A new study by Tel Aviv University researchers finds potent antibacterial capabilities in novel dental restoratives, or filling materials.
A new study conducted by researchers in Leicester and Nottingham has shown the potential for a new blood test to not only diagnose human tuberculosis (TB) but also identify those at most risk of developing the disease, according to findings published in medical journal Clinical Infectious Diseases.
Prof. Brice Felden and his team at the Inserm and Université de Rennes 1 'Bacterial Regulatory RNAs and Medicine' joint laboratory (U1230) has developed two new antibiotics that do not trigger resistance when they are used to treat infection in mice. This French advance could bring both fresh impetus and new possibilities for fighting antibiotic resistance worldwide.
By combining two well-established antibiotics for the first time, a scientific team led by Case Western Reserve University School of Medicine and Louis Stokes Cleveland VA Medical Center has delivered a 'double whammy' against the pervasive Pseudomonas aeruginosa, a potentially deadly form of bacteria that is a major source of hospital-based infections.
Ulvan is the principal component of Ulva or 'sea lettuce' which causes algal blooms (green tides). Frenc sientists and their German and Austrian colleagues have identified a marine bacterium whose enzymatic system can break down ulvan into an energy source or molecules of interest for use by the agrifood or cosmetics industries. Twelve enzymes have thus been discovered and they constitute as many tools that could transform this under-exploited polysaccharide into a renewable resource.
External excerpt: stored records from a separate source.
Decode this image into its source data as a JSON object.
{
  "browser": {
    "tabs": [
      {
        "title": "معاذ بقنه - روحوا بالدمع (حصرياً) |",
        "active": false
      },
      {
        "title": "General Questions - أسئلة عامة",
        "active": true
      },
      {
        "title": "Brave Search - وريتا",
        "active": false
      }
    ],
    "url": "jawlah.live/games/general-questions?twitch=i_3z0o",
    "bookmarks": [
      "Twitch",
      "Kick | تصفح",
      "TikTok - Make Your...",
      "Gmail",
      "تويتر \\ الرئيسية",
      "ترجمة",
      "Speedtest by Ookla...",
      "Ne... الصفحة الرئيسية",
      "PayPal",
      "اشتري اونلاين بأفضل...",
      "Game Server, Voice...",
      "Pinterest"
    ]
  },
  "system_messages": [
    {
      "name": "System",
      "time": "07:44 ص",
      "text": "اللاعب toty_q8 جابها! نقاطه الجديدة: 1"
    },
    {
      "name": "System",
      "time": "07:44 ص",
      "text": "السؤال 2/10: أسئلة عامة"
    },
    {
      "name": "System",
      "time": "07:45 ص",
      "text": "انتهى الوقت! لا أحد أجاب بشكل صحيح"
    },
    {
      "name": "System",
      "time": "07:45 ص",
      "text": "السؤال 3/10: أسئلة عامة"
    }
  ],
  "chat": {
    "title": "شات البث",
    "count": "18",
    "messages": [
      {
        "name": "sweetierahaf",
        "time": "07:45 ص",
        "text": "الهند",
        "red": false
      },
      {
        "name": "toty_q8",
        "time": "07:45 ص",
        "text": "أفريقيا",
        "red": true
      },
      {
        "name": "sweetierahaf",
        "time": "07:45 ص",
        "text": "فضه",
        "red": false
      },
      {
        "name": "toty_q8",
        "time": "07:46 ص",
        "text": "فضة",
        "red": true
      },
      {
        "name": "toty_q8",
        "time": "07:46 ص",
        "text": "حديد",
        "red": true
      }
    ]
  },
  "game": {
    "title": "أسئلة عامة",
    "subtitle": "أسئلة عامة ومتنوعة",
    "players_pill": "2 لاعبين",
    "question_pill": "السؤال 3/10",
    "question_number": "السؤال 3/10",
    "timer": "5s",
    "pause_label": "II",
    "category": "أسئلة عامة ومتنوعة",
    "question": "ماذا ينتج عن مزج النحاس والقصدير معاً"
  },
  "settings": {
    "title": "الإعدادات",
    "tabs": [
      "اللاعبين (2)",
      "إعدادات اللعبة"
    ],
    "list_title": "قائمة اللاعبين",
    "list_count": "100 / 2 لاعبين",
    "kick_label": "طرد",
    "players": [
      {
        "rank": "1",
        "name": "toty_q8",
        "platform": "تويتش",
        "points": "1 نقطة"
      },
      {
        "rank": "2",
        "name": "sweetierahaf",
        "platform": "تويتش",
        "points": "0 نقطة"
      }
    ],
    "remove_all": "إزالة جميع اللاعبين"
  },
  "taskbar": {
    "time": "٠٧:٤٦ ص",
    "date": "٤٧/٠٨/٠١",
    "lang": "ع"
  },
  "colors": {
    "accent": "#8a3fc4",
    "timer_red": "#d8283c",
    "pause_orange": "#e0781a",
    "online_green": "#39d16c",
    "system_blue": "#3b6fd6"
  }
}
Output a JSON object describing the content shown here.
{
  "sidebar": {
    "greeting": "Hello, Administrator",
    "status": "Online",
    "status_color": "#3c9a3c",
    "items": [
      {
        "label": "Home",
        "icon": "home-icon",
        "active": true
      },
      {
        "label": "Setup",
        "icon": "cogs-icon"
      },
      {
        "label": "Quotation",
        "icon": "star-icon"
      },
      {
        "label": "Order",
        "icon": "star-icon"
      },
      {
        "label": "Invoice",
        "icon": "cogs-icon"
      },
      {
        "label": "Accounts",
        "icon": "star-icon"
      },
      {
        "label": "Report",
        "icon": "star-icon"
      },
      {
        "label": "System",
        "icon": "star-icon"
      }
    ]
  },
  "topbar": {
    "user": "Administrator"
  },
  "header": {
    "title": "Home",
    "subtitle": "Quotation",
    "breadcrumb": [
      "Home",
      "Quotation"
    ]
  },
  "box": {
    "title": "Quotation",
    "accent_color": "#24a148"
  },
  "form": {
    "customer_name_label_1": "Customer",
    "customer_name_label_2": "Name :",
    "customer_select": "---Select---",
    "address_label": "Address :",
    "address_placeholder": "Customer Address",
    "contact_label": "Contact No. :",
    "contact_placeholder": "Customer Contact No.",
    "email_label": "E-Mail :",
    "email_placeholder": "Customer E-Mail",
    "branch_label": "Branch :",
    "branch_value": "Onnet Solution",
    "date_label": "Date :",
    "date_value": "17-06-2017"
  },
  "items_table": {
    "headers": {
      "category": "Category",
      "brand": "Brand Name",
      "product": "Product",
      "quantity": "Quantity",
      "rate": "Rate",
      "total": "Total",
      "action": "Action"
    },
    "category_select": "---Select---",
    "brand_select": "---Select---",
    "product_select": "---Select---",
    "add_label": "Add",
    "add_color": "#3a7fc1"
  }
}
Scientists at UPF and the company S-Biomedic have demonstrated the use of living bacteria to modulate skin microbiome composition. In the study, published in Microbiome, mixtures of different skin microbial components have been used to temporarily modulate the composition of recipient skin bacteria for therapeutic or cosmetic purposes.
Bacteria of the Acinetobacter ACB complex, which are frequently acquired in hospital settings, can also be found in beef meat, according to a study led by ISGlobal, an institution supported by 'la Caixa' and performed with meat samples from markets in Lima, Peru. Although the isolates were susceptible to most antibiotics, these results suggest that raw meat can act as a reservoir for these pathogenic bacteria.
Research by scientists into why some bacteria have different shapes has found that a curved shape can make it easier to find food. Computer simulations were used to compare the swimming of differently shaped bacteria. Results showed that a curved shape can be beneficial for efficient swimming and for finding food through the use of chemical trails (known as chemotaxis) - but at the expense of higher cell construction costs.
Scientists at the University of Birmingham have shed fresh light on the mechanism used by certain types of bacteria to protect themselves against attack.